It's been a pretty big year for Brit producers (and brothers) Guy and Howard Lawrence. The electronic duo, better known as Disclosure, released their debut album, Settle, to great fanfare, and have been selling out venues across America.
Here, Disclosure performs a number of their hits live in Asheville, NC on Oct. 27, 2013.
Singer and composer Gary Numan is firmly considered a pioneer of synth-based electronic music. His dark, brooding songs have often featured a heavy rock influence, with Numan sometimes feeding his synths through guitar pedals in order to create futuristic, industrial sounds. For this special Mountain Oasis set, Numan performed a number of his classic hits, as well as new tracks from his 2013 album, Splinter.
Gary Numan performs live in Asheville, NC on Oct. 25, 2013.
Originally published on Mon November 18, 2013 8:03 am
Last March, when the San Francisco Symphony was slated for an East Coast tour, including a stop at Carnegie Hall, the musicians went on strike. Fortunately, the labor dispute was settled in 18 days — a blink of an eye compared to the recent drawn-out disruptions in Minnesota and Detroit. Still, it left New Yorkers hungry for the San Francisco Symphony's brand of tonal luminescence and programming bravado, nurtured by forward-thinking conductor Michael Tilson Thomas.
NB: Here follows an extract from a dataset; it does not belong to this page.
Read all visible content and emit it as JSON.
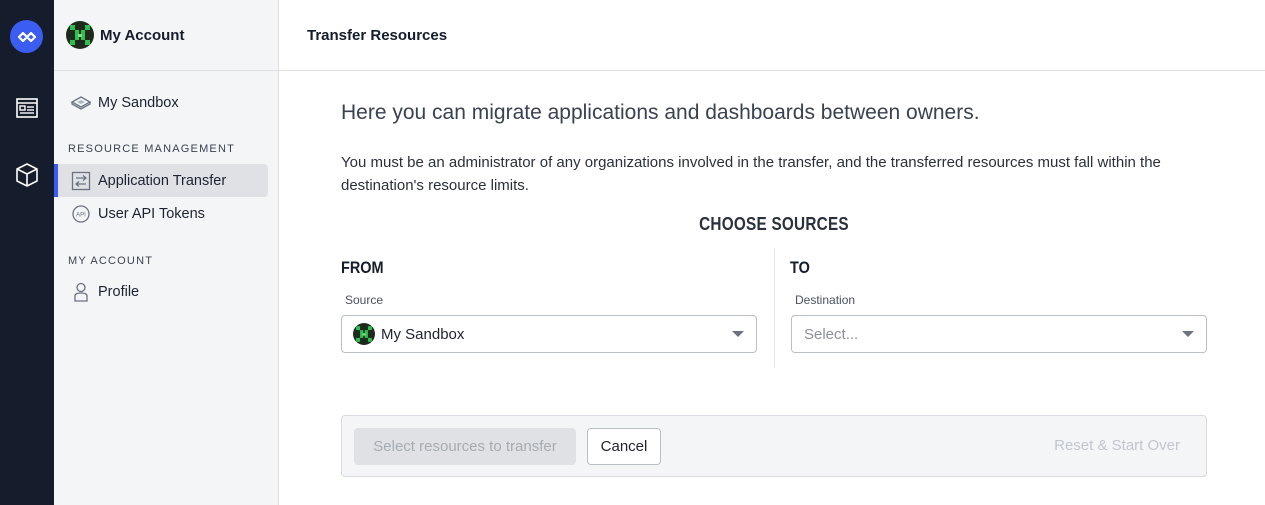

The Fisk Jubilee Singers are known worldwide for their flawless voices and stellar performances of Negro spirituals. They're from Fisk University in Nashville, Tenn., but they travel around the world to perform their music. Negro spirituals were originally sung by slaves and remain tightly linked to African-American culture. Paul Kwami, the choir's musical director, said singing these spirituals was a way for slaves to lament their servitude, along with the hope of being free one day.
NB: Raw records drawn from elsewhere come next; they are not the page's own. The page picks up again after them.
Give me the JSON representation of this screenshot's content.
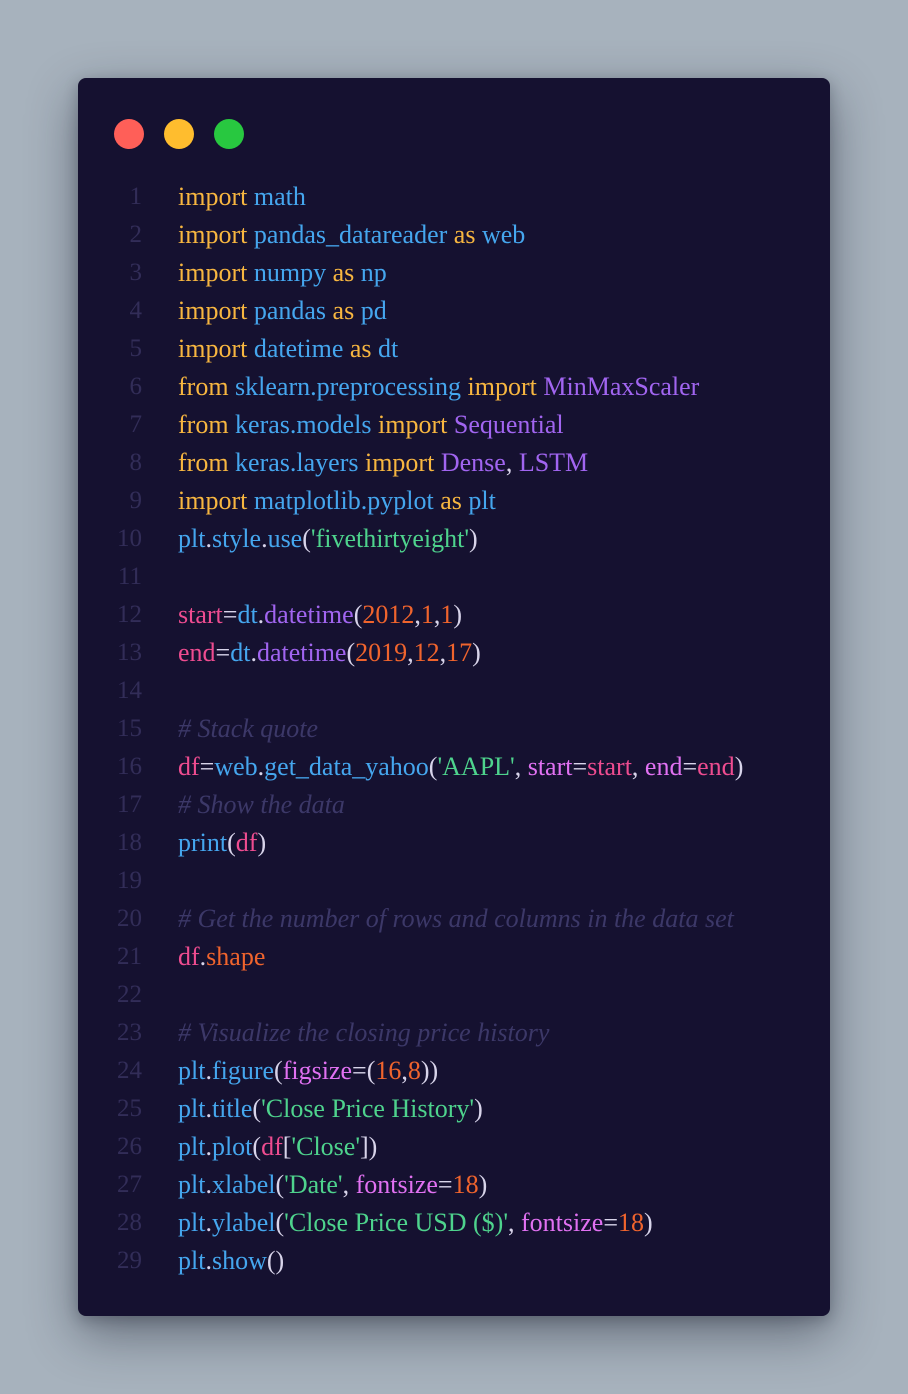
{
  "window": {
    "controls": [
      "close",
      "minimize",
      "zoom"
    ]
  },
  "code": {
    "lines": [
      {
        "n": "1",
        "tokens": [
          [
            "kw",
            "import"
          ],
          [
            "op",
            " "
          ],
          [
            "mod",
            "math"
          ]
        ]
      },
      {
        "n": "2",
        "tokens": [
          [
            "kw",
            "import"
          ],
          [
            "op",
            " "
          ],
          [
            "mod",
            "pandas_datareader"
          ],
          [
            "op",
            " "
          ],
          [
            "kw",
            "as"
          ],
          [
            "op",
            " "
          ],
          [
            "mod",
            "web"
          ]
        ]
      },
      {
        "n": "3",
        "tokens": [
          [
            "kw",
            "import"
          ],
          [
            "op",
            " "
          ],
          [
            "mod",
            "numpy"
          ],
          [
            "op",
            " "
          ],
          [
            "kw",
            "as"
          ],
          [
            "op",
            " "
          ],
          [
            "mod",
            "np"
          ]
        ]
      },
      {
        "n": "4",
        "tokens": [
          [
            "kw",
            "import"
          ],
          [
            "op",
            " "
          ],
          [
            "mod",
            "pandas"
          ],
          [
            "op",
            " "
          ],
          [
            "kw",
            "as"
          ],
          [
            "op",
            " "
          ],
          [
            "mod",
            "pd"
          ]
        ]
      },
      {
        "n": "5",
        "tokens": [
          [
            "kw",
            "import"
          ],
          [
            "op",
            " "
          ],
          [
            "mod",
            "datetime"
          ],
          [
            "op",
            " "
          ],
          [
            "kw",
            "as"
          ],
          [
            "op",
            " "
          ],
          [
            "mod",
            "dt"
          ]
        ]
      },
      {
        "n": "6",
        "tokens": [
          [
            "kw",
            "from"
          ],
          [
            "op",
            " "
          ],
          [
            "mod",
            "sklearn.preprocessing"
          ],
          [
            "op",
            " "
          ],
          [
            "kw",
            "import"
          ],
          [
            "op",
            " "
          ],
          [
            "cls",
            "MinMaxScaler"
          ]
        ]
      },
      {
        "n": "7",
        "tokens": [
          [
            "kw",
            "from"
          ],
          [
            "op",
            " "
          ],
          [
            "mod",
            "keras.models"
          ],
          [
            "op",
            " "
          ],
          [
            "kw",
            "import"
          ],
          [
            "op",
            " "
          ],
          [
            "cls",
            "Sequential"
          ]
        ]
      },
      {
        "n": "8",
        "tokens": [
          [
            "kw",
            "from"
          ],
          [
            "op",
            " "
          ],
          [
            "mod",
            "keras.layers"
          ],
          [
            "op",
            " "
          ],
          [
            "kw",
            "import"
          ],
          [
            "op",
            " "
          ],
          [
            "cls",
            "Dense"
          ],
          [
            "op",
            ", "
          ],
          [
            "cls",
            "LSTM"
          ]
        ]
      },
      {
        "n": "9",
        "tokens": [
          [
            "kw",
            "import"
          ],
          [
            "op",
            " "
          ],
          [
            "mod",
            "matplotlib.pyplot"
          ],
          [
            "op",
            " "
          ],
          [
            "kw",
            "as"
          ],
          [
            "op",
            " "
          ],
          [
            "mod",
            "plt"
          ]
        ]
      },
      {
        "n": "10",
        "tokens": [
          [
            "mod",
            "plt"
          ],
          [
            "op",
            "."
          ],
          [
            "mod",
            "style"
          ],
          [
            "op",
            "."
          ],
          [
            "mod",
            "use"
          ],
          [
            "op",
            "("
          ],
          [
            "str",
            "'fivethirtyeight'"
          ],
          [
            "op",
            ")"
          ]
        ]
      },
      {
        "n": "11",
        "tokens": []
      },
      {
        "n": "12",
        "tokens": [
          [
            "var",
            "start"
          ],
          [
            "op",
            "="
          ],
          [
            "mod",
            "dt"
          ],
          [
            "op",
            "."
          ],
          [
            "cls",
            "datetime"
          ],
          [
            "op",
            "("
          ],
          [
            "num",
            "2012"
          ],
          [
            "op",
            ","
          ],
          [
            "num",
            "1"
          ],
          [
            "op",
            ","
          ],
          [
            "num",
            "1"
          ],
          [
            "op",
            ")"
          ]
        ]
      },
      {
        "n": "13",
        "tokens": [
          [
            "var",
            "end"
          ],
          [
            "op",
            "="
          ],
          [
            "mod",
            "dt"
          ],
          [
            "op",
            "."
          ],
          [
            "cls",
            "datetime"
          ],
          [
            "op",
            "("
          ],
          [
            "num",
            "2019"
          ],
          [
            "op",
            ","
          ],
          [
            "num",
            "12"
          ],
          [
            "op",
            ","
          ],
          [
            "num",
            "17"
          ],
          [
            "op",
            ")"
          ]
        ]
      },
      {
        "n": "14",
        "tokens": []
      },
      {
        "n": "15",
        "tokens": [
          [
            "cmt",
            "# Stack quote"
          ]
        ]
      },
      {
        "n": "16",
        "tokens": [
          [
            "var",
            "df"
          ],
          [
            "op",
            "="
          ],
          [
            "mod",
            "web"
          ],
          [
            "op",
            "."
          ],
          [
            "mod",
            "get_data_yahoo"
          ],
          [
            "op",
            "("
          ],
          [
            "str",
            "'AAPL'"
          ],
          [
            "op",
            ", "
          ],
          [
            "prm",
            "start"
          ],
          [
            "op",
            "="
          ],
          [
            "var",
            "start"
          ],
          [
            "op",
            ", "
          ],
          [
            "prm",
            "end"
          ],
          [
            "op",
            "="
          ],
          [
            "var",
            "end"
          ],
          [
            "op",
            ")"
          ]
        ]
      },
      {
        "n": "17",
        "tokens": [
          [
            "cmt",
            "# Show the data"
          ]
        ]
      },
      {
        "n": "18",
        "tokens": [
          [
            "mod",
            "print"
          ],
          [
            "op",
            "("
          ],
          [
            "var",
            "df"
          ],
          [
            "op",
            ")"
          ]
        ]
      },
      {
        "n": "19",
        "tokens": []
      },
      {
        "n": "20",
        "tokens": [
          [
            "cmt",
            "# Get the number of rows and columns in the data set"
          ]
        ]
      },
      {
        "n": "21",
        "tokens": [
          [
            "var",
            "df"
          ],
          [
            "op",
            "."
          ],
          [
            "num",
            "shape"
          ]
        ]
      },
      {
        "n": "22",
        "tokens": []
      },
      {
        "n": "23",
        "tokens": [
          [
            "cmt",
            "# Visualize the closing price history"
          ]
        ]
      },
      {
        "n": "24",
        "tokens": [
          [
            "mod",
            "plt"
          ],
          [
            "op",
            "."
          ],
          [
            "mod",
            "figure"
          ],
          [
            "op",
            "("
          ],
          [
            "prm",
            "figsize"
          ],
          [
            "op",
            "=("
          ],
          [
            "num",
            "16"
          ],
          [
            "op",
            ","
          ],
          [
            "num",
            "8"
          ],
          [
            "op",
            "))"
          ]
        ]
      },
      {
        "n": "25",
        "tokens": [
          [
            "mod",
            "plt"
          ],
          [
            "op",
            "."
          ],
          [
            "mod",
            "title"
          ],
          [
            "op",
            "("
          ],
          [
            "str",
            "'Close Price History'"
          ],
          [
            "op",
            ")"
          ]
        ]
      },
      {
        "n": "26",
        "tokens": [
          [
            "mod",
            "plt"
          ],
          [
            "op",
            "."
          ],
          [
            "mod",
            "plot"
          ],
          [
            "op",
            "("
          ],
          [
            "var",
            "df"
          ],
          [
            "op",
            "["
          ],
          [
            "str",
            "'Close'"
          ],
          [
            "op",
            "])"
          ]
        ]
      },
      {
        "n": "27",
        "tokens": [
          [
            "mod",
            "plt"
          ],
          [
            "op",
            "."
          ],
          [
            "mod",
            "xlabel"
          ],
          [
            "op",
            "("
          ],
          [
            "str",
            "'Date'"
          ],
          [
            "op",
            ", "
          ],
          [
            "prm",
            "fontsize"
          ],
          [
            "op",
            "="
          ],
          [
            "num",
            "18"
          ],
          [
            "op",
            ")"
          ]
        ]
      },
      {
        "n": "28",
        "tokens": [
          [
            "mod",
            "plt"
          ],
          [
            "op",
            "."
          ],
          [
            "mod",
            "ylabel"
          ],
          [
            "op",
            "("
          ],
          [
            "str",
            "'Close Price USD ($)'"
          ],
          [
            "op",
            ", "
          ],
          [
            "prm",
            "fontsize"
          ],
          [
            "op",
            "="
          ],
          [
            "num",
            "18"
          ],
          [
            "op",
            ")"
          ]
        ]
      },
      {
        "n": "29",
        "tokens": [
          [
            "mod",
            "plt"
          ],
          [
            "op",
            "."
          ],
          [
            "mod",
            "show"
          ],
          [
            "op",
            "()"
          ]
        ]
      }
    ]
  },
  "colors": {
    "background": "#a7b2bd",
    "window": "#151130",
    "keyword": "#f7b640",
    "module": "#45a6ee",
    "class": "#a165f0",
    "variable": "#ee4c90",
    "number": "#f0642d",
    "string": "#4ed38d",
    "param": "#e171f2",
    "comment": "#3c3868",
    "line_number": "#322d58"
  }
}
Pianist Paul Lewis came to Boston to make his recital debut on Jan. 12. The evening before, at this performance he gave at WGBH's Fraser Performance Studio, he told the audience he suddenly realized there was a certain magic in that date. It had been exactly 20 years earlier — Jan. 12, 1993 — when the great pianist Alfred Brendel came to London's Guildhall School of Music & Drama to do a master class. "I thought he'd tell me to do something else with my life," Lewis remembered with a laugh.